**Your objective**
From the entries below, pull out each line where "配置文件" appears.

**Records to use**
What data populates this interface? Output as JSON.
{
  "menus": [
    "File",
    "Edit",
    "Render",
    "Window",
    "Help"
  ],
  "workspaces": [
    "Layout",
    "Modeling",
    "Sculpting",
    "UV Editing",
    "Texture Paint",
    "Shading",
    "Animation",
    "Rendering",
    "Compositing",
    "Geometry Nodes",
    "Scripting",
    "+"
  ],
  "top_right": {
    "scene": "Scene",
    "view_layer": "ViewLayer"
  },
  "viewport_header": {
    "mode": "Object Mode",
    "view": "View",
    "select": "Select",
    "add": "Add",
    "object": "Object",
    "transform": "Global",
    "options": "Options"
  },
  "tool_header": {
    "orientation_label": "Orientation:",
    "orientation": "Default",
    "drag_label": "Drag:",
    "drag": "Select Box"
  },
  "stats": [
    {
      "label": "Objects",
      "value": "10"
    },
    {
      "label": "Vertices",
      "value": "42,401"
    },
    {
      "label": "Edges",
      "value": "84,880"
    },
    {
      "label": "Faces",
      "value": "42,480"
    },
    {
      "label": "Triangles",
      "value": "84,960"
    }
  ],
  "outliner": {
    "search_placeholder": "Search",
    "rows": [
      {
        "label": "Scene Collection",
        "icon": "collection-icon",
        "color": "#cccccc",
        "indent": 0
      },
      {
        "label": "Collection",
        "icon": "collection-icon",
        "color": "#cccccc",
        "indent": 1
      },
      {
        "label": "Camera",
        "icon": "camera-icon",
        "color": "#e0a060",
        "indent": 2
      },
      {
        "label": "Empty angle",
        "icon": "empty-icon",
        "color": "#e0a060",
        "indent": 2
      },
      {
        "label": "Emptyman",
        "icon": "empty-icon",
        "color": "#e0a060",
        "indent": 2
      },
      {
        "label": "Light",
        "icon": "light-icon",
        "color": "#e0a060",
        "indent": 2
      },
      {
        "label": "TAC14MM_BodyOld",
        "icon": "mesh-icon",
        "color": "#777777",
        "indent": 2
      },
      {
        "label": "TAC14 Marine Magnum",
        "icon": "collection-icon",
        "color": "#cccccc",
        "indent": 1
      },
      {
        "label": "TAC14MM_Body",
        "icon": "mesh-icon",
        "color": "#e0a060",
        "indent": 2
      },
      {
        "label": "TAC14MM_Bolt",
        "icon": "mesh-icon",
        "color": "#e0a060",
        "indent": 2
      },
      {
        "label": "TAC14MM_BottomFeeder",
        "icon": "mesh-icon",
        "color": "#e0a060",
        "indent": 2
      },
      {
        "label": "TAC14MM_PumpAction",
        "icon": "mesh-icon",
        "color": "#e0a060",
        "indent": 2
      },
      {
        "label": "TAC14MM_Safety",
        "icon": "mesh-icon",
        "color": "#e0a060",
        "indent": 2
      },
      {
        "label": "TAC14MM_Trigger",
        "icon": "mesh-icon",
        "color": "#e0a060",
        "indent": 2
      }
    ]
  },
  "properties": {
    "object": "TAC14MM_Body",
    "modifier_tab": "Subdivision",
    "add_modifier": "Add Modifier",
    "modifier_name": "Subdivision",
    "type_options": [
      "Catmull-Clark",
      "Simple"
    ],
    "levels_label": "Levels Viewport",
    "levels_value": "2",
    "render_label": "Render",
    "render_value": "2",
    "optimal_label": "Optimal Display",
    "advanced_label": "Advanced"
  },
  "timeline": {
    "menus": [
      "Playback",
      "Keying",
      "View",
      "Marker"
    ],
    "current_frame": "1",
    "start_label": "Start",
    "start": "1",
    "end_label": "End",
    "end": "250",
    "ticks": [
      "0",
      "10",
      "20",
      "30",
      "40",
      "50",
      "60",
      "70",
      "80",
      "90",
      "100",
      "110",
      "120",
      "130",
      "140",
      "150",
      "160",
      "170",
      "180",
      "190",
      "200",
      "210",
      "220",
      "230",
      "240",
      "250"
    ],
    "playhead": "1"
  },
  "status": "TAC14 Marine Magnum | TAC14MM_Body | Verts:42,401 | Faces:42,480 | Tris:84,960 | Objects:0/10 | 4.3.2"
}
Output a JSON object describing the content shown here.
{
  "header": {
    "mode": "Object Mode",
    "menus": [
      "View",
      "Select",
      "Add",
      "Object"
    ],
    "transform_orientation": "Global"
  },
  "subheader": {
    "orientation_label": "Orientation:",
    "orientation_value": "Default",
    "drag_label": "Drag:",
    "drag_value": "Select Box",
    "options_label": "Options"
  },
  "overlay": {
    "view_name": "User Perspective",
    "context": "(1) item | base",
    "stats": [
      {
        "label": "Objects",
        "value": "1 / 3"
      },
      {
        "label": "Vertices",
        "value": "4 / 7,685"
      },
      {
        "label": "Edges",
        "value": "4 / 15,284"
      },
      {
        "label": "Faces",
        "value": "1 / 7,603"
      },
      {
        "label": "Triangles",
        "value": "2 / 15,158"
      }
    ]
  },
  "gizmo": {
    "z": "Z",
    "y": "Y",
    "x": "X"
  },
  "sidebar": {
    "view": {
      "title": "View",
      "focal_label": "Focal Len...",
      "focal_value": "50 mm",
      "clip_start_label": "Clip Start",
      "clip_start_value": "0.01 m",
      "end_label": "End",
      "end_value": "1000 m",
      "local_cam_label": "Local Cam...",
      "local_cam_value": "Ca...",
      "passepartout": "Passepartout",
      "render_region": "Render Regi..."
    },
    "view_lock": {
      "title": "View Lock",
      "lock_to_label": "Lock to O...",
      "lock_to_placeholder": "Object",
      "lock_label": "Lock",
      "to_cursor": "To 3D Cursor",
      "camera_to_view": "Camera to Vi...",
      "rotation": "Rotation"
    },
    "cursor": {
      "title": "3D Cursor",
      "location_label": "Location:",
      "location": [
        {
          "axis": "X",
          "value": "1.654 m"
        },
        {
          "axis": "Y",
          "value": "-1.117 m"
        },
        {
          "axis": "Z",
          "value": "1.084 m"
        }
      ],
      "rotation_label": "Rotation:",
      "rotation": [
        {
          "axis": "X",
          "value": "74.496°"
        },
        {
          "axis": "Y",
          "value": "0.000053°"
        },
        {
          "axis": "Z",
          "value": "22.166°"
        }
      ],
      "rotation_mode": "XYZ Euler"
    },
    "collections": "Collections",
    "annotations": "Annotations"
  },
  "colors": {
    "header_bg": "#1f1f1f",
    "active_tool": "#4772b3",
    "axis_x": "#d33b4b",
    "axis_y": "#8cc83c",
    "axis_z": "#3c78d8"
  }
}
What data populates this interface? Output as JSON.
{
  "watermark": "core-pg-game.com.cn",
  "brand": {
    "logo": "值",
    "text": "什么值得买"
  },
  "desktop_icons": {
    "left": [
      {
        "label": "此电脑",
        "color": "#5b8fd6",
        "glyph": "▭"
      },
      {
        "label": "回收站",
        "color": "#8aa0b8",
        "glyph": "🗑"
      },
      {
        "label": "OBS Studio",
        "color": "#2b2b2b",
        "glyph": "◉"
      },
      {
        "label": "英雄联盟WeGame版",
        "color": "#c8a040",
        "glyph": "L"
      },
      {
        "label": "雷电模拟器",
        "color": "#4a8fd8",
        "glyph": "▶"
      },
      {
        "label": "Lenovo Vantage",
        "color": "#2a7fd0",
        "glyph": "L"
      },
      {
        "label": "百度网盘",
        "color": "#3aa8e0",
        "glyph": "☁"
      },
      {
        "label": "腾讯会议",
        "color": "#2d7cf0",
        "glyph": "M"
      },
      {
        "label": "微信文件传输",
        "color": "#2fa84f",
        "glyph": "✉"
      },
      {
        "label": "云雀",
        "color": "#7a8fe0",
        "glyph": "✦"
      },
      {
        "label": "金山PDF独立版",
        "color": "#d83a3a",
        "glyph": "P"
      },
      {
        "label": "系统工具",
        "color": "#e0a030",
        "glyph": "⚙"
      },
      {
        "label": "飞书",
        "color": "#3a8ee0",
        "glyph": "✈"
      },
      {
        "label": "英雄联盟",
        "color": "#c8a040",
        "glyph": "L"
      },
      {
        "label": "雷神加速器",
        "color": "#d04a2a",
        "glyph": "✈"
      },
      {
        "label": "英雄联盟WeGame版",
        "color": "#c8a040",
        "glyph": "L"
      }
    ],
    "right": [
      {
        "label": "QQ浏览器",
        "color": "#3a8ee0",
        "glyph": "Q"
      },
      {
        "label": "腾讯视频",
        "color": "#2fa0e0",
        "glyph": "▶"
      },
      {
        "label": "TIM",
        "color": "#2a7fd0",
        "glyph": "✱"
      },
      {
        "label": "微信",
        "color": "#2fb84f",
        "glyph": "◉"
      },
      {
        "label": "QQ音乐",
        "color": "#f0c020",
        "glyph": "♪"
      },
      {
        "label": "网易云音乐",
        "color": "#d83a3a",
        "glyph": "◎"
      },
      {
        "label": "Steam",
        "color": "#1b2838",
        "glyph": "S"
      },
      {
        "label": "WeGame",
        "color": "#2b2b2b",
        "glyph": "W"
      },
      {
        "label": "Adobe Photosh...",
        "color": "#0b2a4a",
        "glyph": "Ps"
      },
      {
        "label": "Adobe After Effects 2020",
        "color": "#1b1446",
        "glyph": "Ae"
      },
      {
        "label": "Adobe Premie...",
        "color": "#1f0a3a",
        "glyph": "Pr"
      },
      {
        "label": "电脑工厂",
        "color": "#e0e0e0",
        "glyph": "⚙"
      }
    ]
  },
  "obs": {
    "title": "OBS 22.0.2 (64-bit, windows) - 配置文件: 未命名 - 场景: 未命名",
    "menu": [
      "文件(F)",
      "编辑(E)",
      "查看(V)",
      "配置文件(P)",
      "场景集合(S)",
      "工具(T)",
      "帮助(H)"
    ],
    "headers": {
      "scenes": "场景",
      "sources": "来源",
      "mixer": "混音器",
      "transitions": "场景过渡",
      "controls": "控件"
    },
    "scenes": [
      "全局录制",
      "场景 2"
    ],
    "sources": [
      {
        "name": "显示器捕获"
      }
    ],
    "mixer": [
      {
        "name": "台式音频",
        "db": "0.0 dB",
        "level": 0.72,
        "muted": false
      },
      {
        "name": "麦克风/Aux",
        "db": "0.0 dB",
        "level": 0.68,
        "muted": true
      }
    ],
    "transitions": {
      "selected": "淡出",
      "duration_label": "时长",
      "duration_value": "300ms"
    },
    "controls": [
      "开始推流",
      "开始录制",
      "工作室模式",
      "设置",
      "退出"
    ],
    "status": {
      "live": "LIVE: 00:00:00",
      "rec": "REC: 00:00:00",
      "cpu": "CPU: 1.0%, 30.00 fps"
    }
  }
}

**Reply to the task**
    "title": "OBS 22.0.2 (64-bit, windows) - 配置文件: 未命名 - 场景: 未命名",
      "配置文件(P)",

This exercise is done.